(REQUIRED WORK): Filter these records by the string "sample", copying each line that holds it.

Start of DATASET EXTRACT

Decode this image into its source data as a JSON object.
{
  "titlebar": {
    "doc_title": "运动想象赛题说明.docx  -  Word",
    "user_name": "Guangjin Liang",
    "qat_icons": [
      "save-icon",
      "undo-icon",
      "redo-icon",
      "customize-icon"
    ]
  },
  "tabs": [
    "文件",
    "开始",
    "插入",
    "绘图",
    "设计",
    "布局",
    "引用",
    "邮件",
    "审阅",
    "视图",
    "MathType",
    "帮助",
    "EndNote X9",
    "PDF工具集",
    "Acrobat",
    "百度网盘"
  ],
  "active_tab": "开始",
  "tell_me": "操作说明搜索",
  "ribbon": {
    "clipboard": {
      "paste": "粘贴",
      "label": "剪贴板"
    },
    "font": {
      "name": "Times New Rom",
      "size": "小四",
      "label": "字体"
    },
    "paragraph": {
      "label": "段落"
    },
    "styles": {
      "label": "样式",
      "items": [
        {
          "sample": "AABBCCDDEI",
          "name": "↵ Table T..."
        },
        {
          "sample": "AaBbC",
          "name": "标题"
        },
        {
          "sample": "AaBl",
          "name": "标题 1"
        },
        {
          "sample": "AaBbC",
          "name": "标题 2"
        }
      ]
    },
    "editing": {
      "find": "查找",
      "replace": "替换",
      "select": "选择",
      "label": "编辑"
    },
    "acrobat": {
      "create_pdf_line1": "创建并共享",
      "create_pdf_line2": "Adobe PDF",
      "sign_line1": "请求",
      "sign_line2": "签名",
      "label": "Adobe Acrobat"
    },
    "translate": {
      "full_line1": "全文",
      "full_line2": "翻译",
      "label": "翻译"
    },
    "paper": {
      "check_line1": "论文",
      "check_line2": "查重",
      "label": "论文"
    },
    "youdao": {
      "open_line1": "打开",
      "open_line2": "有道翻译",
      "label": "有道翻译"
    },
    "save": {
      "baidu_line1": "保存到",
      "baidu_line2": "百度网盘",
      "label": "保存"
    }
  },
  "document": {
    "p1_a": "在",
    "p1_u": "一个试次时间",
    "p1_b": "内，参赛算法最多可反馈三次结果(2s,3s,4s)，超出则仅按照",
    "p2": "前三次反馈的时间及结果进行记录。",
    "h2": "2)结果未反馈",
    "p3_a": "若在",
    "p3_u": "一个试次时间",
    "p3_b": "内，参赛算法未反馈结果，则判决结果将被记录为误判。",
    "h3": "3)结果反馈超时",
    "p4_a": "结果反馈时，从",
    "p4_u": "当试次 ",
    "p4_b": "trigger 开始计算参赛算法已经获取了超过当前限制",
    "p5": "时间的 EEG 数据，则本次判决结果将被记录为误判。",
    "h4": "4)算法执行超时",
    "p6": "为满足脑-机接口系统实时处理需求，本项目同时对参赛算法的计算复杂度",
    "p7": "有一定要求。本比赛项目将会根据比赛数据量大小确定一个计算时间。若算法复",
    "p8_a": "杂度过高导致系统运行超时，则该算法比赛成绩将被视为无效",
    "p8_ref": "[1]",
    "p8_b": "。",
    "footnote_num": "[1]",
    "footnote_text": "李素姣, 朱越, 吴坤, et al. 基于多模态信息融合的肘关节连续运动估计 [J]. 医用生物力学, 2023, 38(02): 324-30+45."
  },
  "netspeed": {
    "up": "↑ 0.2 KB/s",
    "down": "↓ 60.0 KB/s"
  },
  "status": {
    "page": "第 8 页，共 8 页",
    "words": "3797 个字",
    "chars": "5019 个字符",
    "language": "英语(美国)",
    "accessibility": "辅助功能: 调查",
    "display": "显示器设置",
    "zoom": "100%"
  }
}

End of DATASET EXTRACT
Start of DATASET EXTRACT

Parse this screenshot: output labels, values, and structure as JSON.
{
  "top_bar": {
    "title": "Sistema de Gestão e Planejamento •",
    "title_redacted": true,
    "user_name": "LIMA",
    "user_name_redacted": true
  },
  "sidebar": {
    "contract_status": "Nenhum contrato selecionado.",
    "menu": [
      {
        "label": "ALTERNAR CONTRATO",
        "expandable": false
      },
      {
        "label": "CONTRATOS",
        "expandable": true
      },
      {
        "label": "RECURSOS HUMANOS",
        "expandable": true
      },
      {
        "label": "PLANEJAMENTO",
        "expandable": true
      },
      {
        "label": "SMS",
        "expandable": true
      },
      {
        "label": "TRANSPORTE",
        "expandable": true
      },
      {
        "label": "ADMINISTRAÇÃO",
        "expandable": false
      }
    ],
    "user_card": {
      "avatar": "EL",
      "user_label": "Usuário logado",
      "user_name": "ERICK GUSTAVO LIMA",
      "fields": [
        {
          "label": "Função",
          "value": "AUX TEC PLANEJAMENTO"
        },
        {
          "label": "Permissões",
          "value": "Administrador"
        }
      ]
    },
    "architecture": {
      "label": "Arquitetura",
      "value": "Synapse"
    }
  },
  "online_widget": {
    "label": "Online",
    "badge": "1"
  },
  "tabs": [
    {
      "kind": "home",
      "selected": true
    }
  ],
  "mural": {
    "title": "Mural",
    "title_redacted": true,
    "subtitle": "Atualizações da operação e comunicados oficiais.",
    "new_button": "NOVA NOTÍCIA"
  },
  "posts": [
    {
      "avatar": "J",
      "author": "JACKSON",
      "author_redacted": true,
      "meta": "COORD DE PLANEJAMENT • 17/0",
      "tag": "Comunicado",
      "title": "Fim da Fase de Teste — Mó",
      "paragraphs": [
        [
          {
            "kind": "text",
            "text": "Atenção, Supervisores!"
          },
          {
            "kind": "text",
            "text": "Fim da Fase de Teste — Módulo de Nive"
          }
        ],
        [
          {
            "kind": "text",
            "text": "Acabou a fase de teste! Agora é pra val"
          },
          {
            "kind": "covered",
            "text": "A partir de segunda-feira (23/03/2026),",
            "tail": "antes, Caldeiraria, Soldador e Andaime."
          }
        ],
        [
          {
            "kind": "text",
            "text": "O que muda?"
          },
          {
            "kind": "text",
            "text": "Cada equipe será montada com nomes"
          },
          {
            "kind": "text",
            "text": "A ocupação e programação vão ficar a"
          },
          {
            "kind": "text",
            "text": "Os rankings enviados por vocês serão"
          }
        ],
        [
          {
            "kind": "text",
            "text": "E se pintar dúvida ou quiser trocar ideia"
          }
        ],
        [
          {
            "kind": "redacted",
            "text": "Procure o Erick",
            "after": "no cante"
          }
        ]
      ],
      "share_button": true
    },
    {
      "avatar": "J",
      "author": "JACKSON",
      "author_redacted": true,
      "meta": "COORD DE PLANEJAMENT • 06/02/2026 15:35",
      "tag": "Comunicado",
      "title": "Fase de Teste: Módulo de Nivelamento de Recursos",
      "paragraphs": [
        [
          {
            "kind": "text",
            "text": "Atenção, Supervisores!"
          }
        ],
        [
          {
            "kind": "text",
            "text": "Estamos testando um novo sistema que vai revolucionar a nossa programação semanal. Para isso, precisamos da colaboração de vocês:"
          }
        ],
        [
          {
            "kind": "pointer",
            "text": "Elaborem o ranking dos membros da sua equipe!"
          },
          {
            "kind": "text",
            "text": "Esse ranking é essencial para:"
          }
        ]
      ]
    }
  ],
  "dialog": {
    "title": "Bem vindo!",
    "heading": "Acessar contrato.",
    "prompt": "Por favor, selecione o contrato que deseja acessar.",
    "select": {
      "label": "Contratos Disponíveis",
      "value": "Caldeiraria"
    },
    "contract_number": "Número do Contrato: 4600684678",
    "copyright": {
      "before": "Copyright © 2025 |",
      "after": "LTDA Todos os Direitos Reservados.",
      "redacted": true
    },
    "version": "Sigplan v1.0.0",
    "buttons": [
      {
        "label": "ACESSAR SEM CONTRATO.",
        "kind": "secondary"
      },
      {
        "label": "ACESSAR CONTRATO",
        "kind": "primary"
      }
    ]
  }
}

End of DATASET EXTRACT

(SOLUTION FOR THIS EXERCISE):
          "sample": "AABBCCDDEI",
          "sample": "AaBbC",
          "sample": "AaBl",
          "sample": "AaBbC",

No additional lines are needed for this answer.